Each entry should be duplicated verbatim; its pictures should not be.

Entries from a dataset of interfaces:

=== Begin Enclosure ===

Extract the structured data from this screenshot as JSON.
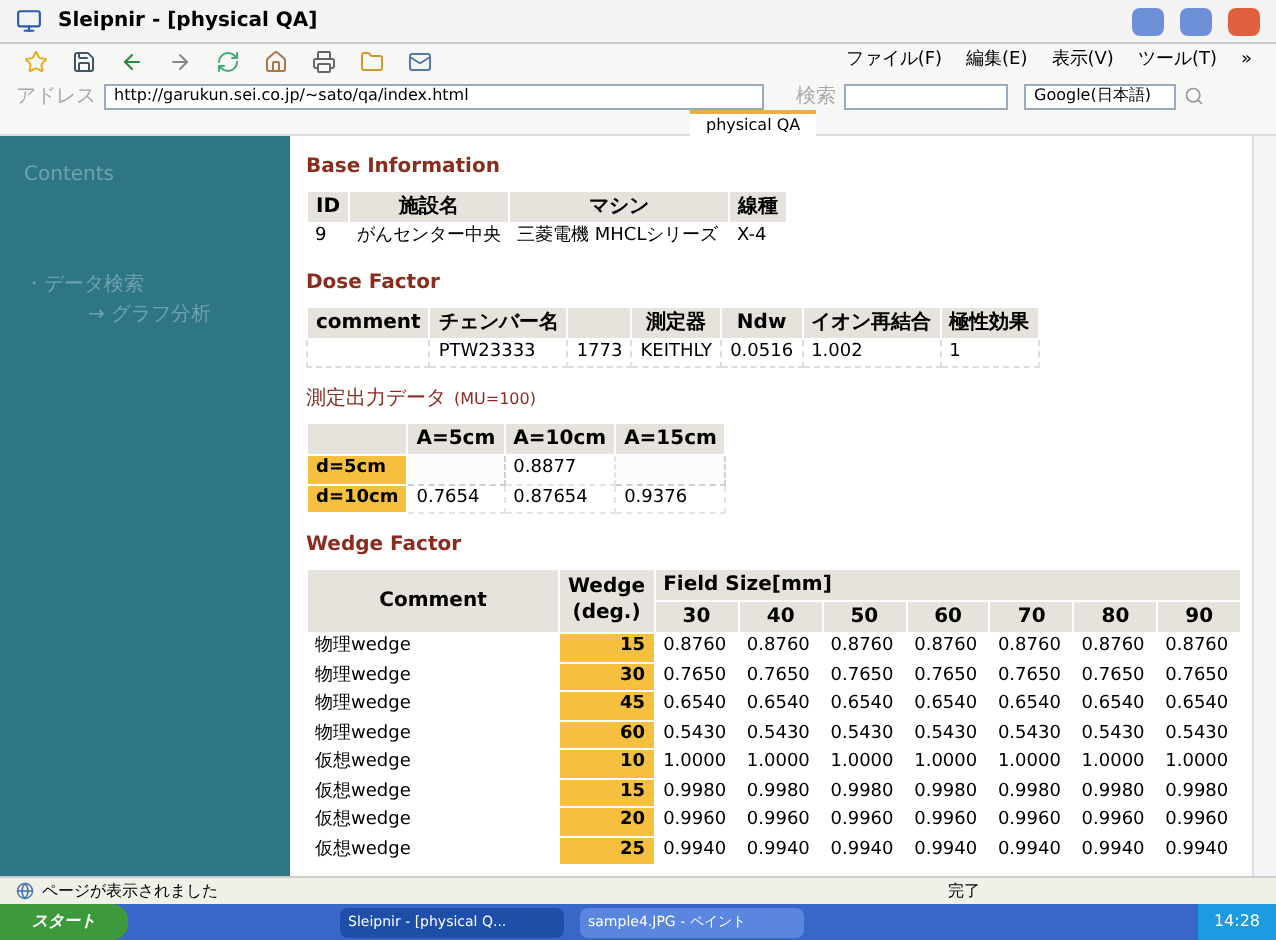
{
  "window": {
    "title": "Sleipnir - [physical QA]"
  },
  "menu": [
    "ファイル(F)",
    "編集(E)",
    "表示(V)",
    "ツール(T)",
    "»"
  ],
  "address_bar": {
    "label": "アドレス",
    "url": "http://garukun.sei.co.jp/~sato/qa/index.html",
    "search_label": "検索",
    "engine": "Google(日本語)"
  },
  "tabs": [
    {
      "label": "physical QA",
      "selected": true
    }
  ],
  "sidebar": {
    "heading": "Contents",
    "items": [
      {
        "label": "・データ検索",
        "children": [
          {
            "label": "→ グラフ分析"
          }
        ]
      }
    ]
  },
  "base_information": {
    "title": "Base Information",
    "columns": [
      "ID",
      "施設名",
      "マシン",
      "線種"
    ],
    "rows": [
      [
        "9",
        "がんセンター中央",
        "三菱電機 MHCLシリーズ",
        "X-4"
      ]
    ]
  },
  "dose_factor": {
    "title": "Dose Factor",
    "columns": [
      "comment",
      "チェンバー名",
      null,
      "測定器",
      "Ndw",
      "イオン再結合",
      "極性効果"
    ],
    "rows": [
      [
        null,
        "PTW23333",
        "1773",
        "KEITHLY",
        "0.0516",
        "1.002",
        "1"
      ]
    ]
  },
  "output_data": {
    "title": "測定出力データ",
    "note": "(MU=100)",
    "columns": [
      "A=5cm",
      "A=10cm",
      "A=15cm"
    ],
    "rows": [
      {
        "label": "d=5cm",
        "values": [
          {
            "blank": true
          },
          {
            "text": "0.8877"
          },
          {
            "blank": true
          }
        ]
      },
      {
        "label": "d=10cm",
        "values": [
          {
            "text": "0.7654"
          },
          {
            "text": "0.87654"
          },
          {
            "text": "0.9376"
          }
        ]
      }
    ]
  },
  "wedge_factor": {
    "title": "Wedge Factor",
    "comment_header": "Comment",
    "wedge_header": "Wedge (deg.)",
    "group_header": "Field Size[mm]",
    "columns": [
      "30",
      "40",
      "50",
      "60",
      "70",
      "80",
      "90"
    ],
    "rows": [
      {
        "comment": "物理wedge",
        "wedge": "15",
        "values": [
          "0.8760",
          "0.8760",
          "0.8760",
          "0.8760",
          "0.8760",
          "0.8760",
          "0.8760"
        ]
      },
      {
        "comment": "物理wedge",
        "wedge": "30",
        "values": [
          "0.7650",
          "0.7650",
          "0.7650",
          "0.7650",
          "0.7650",
          "0.7650",
          "0.7650"
        ]
      },
      {
        "comment": "物理wedge",
        "wedge": "45",
        "values": [
          "0.6540",
          "0.6540",
          "0.6540",
          "0.6540",
          "0.6540",
          "0.6540",
          "0.6540"
        ]
      },
      {
        "comment": "物理wedge",
        "wedge": "60",
        "values": [
          "0.5430",
          "0.5430",
          "0.5430",
          "0.5430",
          "0.5430",
          "0.5430",
          "0.5430"
        ]
      },
      {
        "comment": "仮想wedge",
        "wedge": "10",
        "values": [
          "1.0000",
          "1.0000",
          "1.0000",
          "1.0000",
          "1.0000",
          "1.0000",
          "1.0000"
        ]
      },
      {
        "comment": "仮想wedge",
        "wedge": "15",
        "values": [
          "0.9980",
          "0.9980",
          "0.9980",
          "0.9980",
          "0.9980",
          "0.9980",
          "0.9980"
        ]
      },
      {
        "comment": "仮想wedge",
        "wedge": "20",
        "values": [
          "0.9960",
          "0.9960",
          "0.9960",
          "0.9960",
          "0.9960",
          "0.9960",
          "0.9960"
        ]
      },
      {
        "comment": "仮想wedge",
        "wedge": "25",
        "values": [
          "0.9940",
          "0.9940",
          "0.9940",
          "0.9940",
          "0.9940",
          "0.9940",
          "0.9940"
        ]
      }
    ]
  },
  "status_bar": {
    "message": "ページが表示されました",
    "state": "完了"
  },
  "taskbar": {
    "start": "スタート",
    "windows": [
      {
        "label": "Sleipnir - [physical Q...",
        "selected": true
      },
      {
        "label": "sample4.JPG - ペイント",
        "selected": false
      }
    ],
    "clock": "14:28"
  }
}
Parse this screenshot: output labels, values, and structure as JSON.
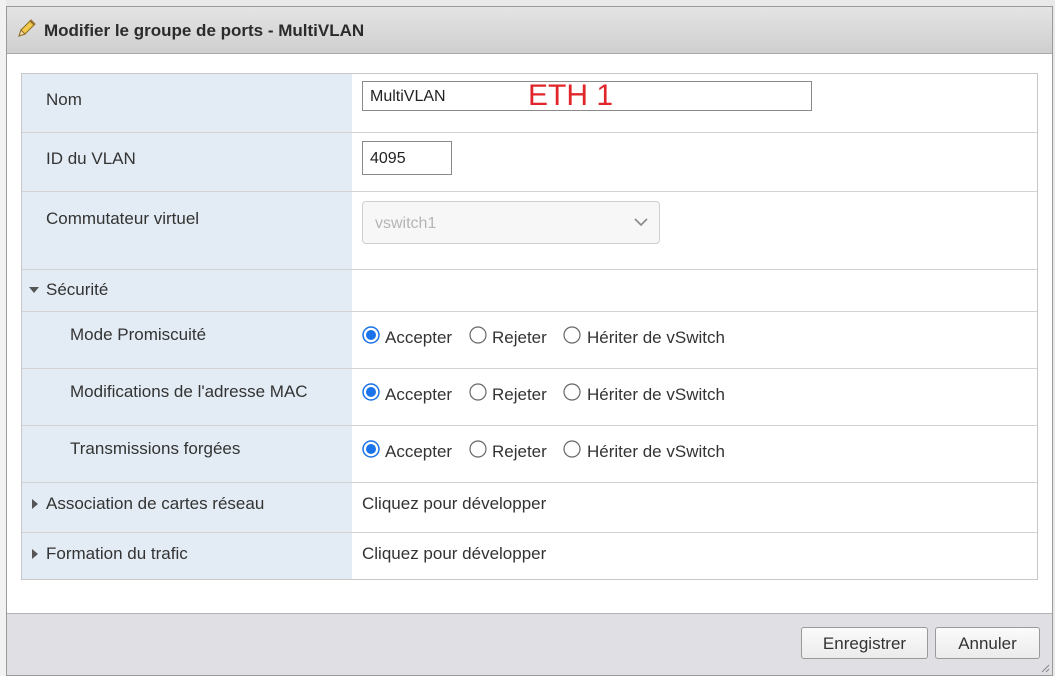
{
  "dialog": {
    "title": "Modifier le groupe de ports - MultiVLAN",
    "title_icon": "pencil-icon"
  },
  "fields": {
    "name_label": "Nom",
    "name_value": "MultiVLAN",
    "annotation": "ETH 1",
    "vlan_label": "ID du VLAN",
    "vlan_value": "4095",
    "vswitch_label": "Commutateur virtuel",
    "vswitch_value": "vswitch1"
  },
  "security": {
    "label": "Sécurité",
    "options": [
      "Accepter",
      "Rejeter",
      "Hériter de vSwitch"
    ],
    "rows": [
      {
        "label": "Mode Promiscuité",
        "selected": "Accepter"
      },
      {
        "label": "Modifications de l'adresse MAC",
        "selected": "Accepter"
      },
      {
        "label": "Transmissions forgées",
        "selected": "Accepter"
      }
    ]
  },
  "collapsed": [
    {
      "label": "Association de cartes réseau",
      "value": "Cliquez pour développer"
    },
    {
      "label": "Formation du trafic",
      "value": "Cliquez pour développer"
    }
  ],
  "footer": {
    "save_label": "Enregistrer",
    "cancel_label": "Annuler"
  },
  "colors": {
    "label_bg": "#e3ecf4",
    "radio_selected": "#1a73e8",
    "annotation": "#e0262b"
  }
}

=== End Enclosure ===

Exercise output:
Extract the structured data from this screenshot as JSON.
{
  "window": {
    "title": "Sleipnir - [physical QA]"
  },
  "menu": [
    "ファイル(F)",
    "編集(E)",
    "表示(V)",
    "ツール(T)",
    "»"
  ],
  "address_bar": {
    "label": "アドレス",
    "url": "http://garukun.sei.co.jp/~sato/qa/index.html",
    "search_label": "検索",
    "engine": "Google(日本語)"
  },
  "tabs": [
    {
      "label": "physical QA",
      "selected": true
    }
  ],
  "sidebar": {
    "heading": "Contents",
    "items": [
      {
        "label": "・データ検索",
        "children": [
          {
            "label": "→ グラフ分析"
          }
        ]
      }
    ]
  },
  "base_information": {
    "title": "Base Information",
    "columns": [
      "ID",
      "施設名",
      "マシン",
      "線種"
    ],
    "rows": [
      [
        "9",
        "がんセンター中央",
        "三菱電機 MHCLシリーズ",
        "X-4"
      ]
    ]
  },
  "dose_factor": {
    "title": "Dose Factor",
    "columns": [
      "comment",
      "チェンバー名",
      null,
      "測定器",
      "Ndw",
      "イオン再結合",
      "極性効果"
    ],
    "rows": [
      [
        null,
        "PTW23333",
        "1773",
        "KEITHLY",
        "0.0516",
        "1.002",
        "1"
      ]
    ]
  },
  "output_data": {
    "title": "測定出力データ",
    "note": "(MU=100)",
    "columns": [
      "A=5cm",
      "A=10cm",
      "A=15cm"
    ],
    "rows": [
      {
        "label": "d=5cm",
        "values": [
          {
            "blank": true
          },
          {
            "text": "0.8877"
          },
          {
            "blank": true
          }
        ]
      },
      {
        "label": "d=10cm",
        "values": [
          {
            "text": "0.7654"
          },
          {
            "text": "0.87654"
          },
          {
            "text": "0.9376"
          }
        ]
      }
    ]
  },
  "wedge_factor": {
    "title": "Wedge Factor",
    "comment_header": "Comment",
    "wedge_header": "Wedge (deg.)",
    "group_header": "Field Size[mm]",
    "columns": [
      "30",
      "40",
      "50",
      "60",
      "70",
      "80",
      "90"
    ],
    "rows": [
      {
        "comment": "物理wedge",
        "wedge": "15",
        "values": [
          "0.8760",
          "0.8760",
          "0.8760",
          "0.8760",
          "0.8760",
          "0.8760",
          "0.8760"
        ]
      },
      {
        "comment": "物理wedge",
        "wedge": "30",
        "values": [
          "0.7650",
          "0.7650",
          "0.7650",
          "0.7650",
          "0.7650",
          "0.7650",
          "0.7650"
        ]
      },
      {
        "comment": "物理wedge",
        "wedge": "45",
        "values": [
          "0.6540",
          "0.6540",
          "0.6540",
          "0.6540",
          "0.6540",
          "0.6540",
          "0.6540"
        ]
      },
      {
        "comment": "物理wedge",
        "wedge": "60",
        "values": [
          "0.5430",
          "0.5430",
          "0.5430",
          "0.5430",
          "0.5430",
          "0.5430",
          "0.5430"
        ]
      },
      {
        "comment": "仮想wedge",
        "wedge": "10",
        "values": [
          "1.0000",
          "1.0000",
          "1.0000",
          "1.0000",
          "1.0000",
          "1.0000",
          "1.0000"
        ]
      },
      {
        "comment": "仮想wedge",
        "wedge": "15",
        "values": [
          "0.9980",
          "0.9980",
          "0.9980",
          "0.9980",
          "0.9980",
          "0.9980",
          "0.9980"
        ]
      },
      {
        "comment": "仮想wedge",
        "wedge": "20",
        "values": [
          "0.9960",
          "0.9960",
          "0.9960",
          "0.9960",
          "0.9960",
          "0.9960",
          "0.9960"
        ]
      },
      {
        "comment": "仮想wedge",
        "wedge": "25",
        "values": [
          "0.9940",
          "0.9940",
          "0.9940",
          "0.9940",
          "0.9940",
          "0.9940",
          "0.9940"
        ]
      }
    ]
  },
  "status_bar": {
    "message": "ページが表示されました",
    "state": "完了"
  },
  "taskbar": {
    "start": "スタート",
    "windows": [
      {
        "label": "Sleipnir - [physical Q...",
        "selected": true
      },
      {
        "label": "sample4.JPG - ペイント",
        "selected": false
      }
    ],
    "clock": "14:28"
  }
}
Parse this screenshot: output labels, values, and structure as JSON.
{
  "dialog": {
    "title": "Modifier le groupe de ports - MultiVLAN",
    "title_icon": "pencil-icon"
  },
  "fields": {
    "name_label": "Nom",
    "name_value": "MultiVLAN",
    "annotation": "ETH 1",
    "vlan_label": "ID du VLAN",
    "vlan_value": "4095",
    "vswitch_label": "Commutateur virtuel",
    "vswitch_value": "vswitch1"
  },
  "security": {
    "label": "Sécurité",
    "options": [
      "Accepter",
      "Rejeter",
      "Hériter de vSwitch"
    ],
    "rows": [
      {
        "label": "Mode Promiscuité",
        "selected": "Accepter"
      },
      {
        "label": "Modifications de l'adresse MAC",
        "selected": "Accepter"
      },
      {
        "label": "Transmissions forgées",
        "selected": "Accepter"
      }
    ]
  },
  "collapsed": [
    {
      "label": "Association de cartes réseau",
      "value": "Cliquez pour développer"
    },
    {
      "label": "Formation du trafic",
      "value": "Cliquez pour développer"
    }
  ],
  "footer": {
    "save_label": "Enregistrer",
    "cancel_label": "Annuler"
  },
  "colors": {
    "label_bg": "#e3ecf4",
    "radio_selected": "#1a73e8",
    "annotation": "#e0262b"
  }
}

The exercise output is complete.